**** Excerpted records
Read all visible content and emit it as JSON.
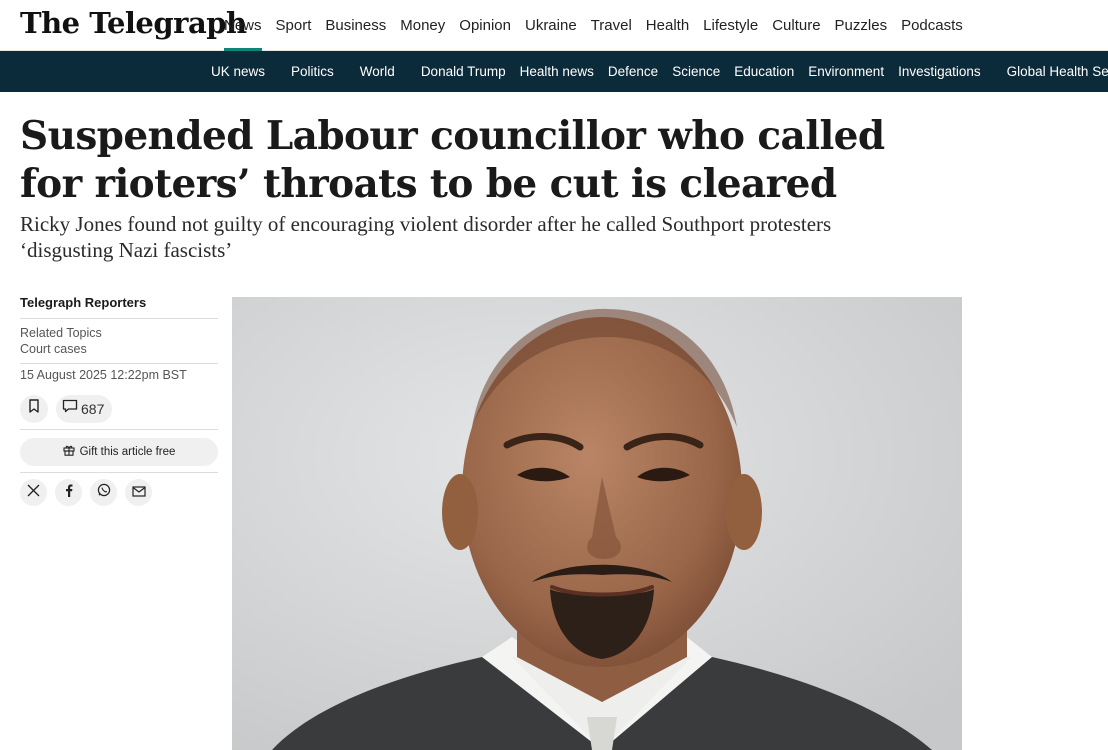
{
  "brand": {
    "logo_text": "The Telegraph"
  },
  "main_nav": [
    {
      "label": "News"
    },
    {
      "label": "Sport"
    },
    {
      "label": "Business"
    },
    {
      "label": "Money"
    },
    {
      "label": "Opinion"
    },
    {
      "label": "Ukraine"
    },
    {
      "label": "Travel"
    },
    {
      "label": "Health"
    },
    {
      "label": "Lifestyle"
    },
    {
      "label": "Culture"
    },
    {
      "label": "Puzzles"
    },
    {
      "label": "Podcasts"
    }
  ],
  "sub_nav": [
    {
      "label": "UK news"
    },
    {
      "label": "Politics"
    },
    {
      "label": "World"
    },
    {
      "label": "Donald Trump"
    },
    {
      "label": "Health news"
    },
    {
      "label": "Defence"
    },
    {
      "label": "Science"
    },
    {
      "label": "Education"
    },
    {
      "label": "Environment"
    },
    {
      "label": "Investigations"
    },
    {
      "label": "Global Health Security"
    }
  ],
  "article": {
    "headline": "Suspended Labour councillor who called for rioters’ throats to be cut is cleared",
    "standfirst": "Ricky Jones found not guilty of encouraging violent disorder after he called Southport protesters ‘disgusting Nazi fascists’",
    "author": "Telegraph Reporters",
    "related_label": "Related Topics",
    "related_topic": "Court cases",
    "date": "15 August 2025 12:22pm BST",
    "comment_count": "687",
    "gift_label": "Gift this article free"
  },
  "icons": {
    "bookmark": "bookmark-icon",
    "comment": "comment-icon",
    "gift": "gift-icon",
    "share": [
      "x-icon",
      "facebook-icon",
      "whatsapp-icon",
      "email-icon"
    ]
  },
  "colors": {
    "accent": "#0e8577",
    "subnav_bg": "#0b2a3a"
  }
}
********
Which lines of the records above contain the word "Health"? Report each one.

      "label": "Health"
      "label": "Health news"
      "label": "Global Health Security"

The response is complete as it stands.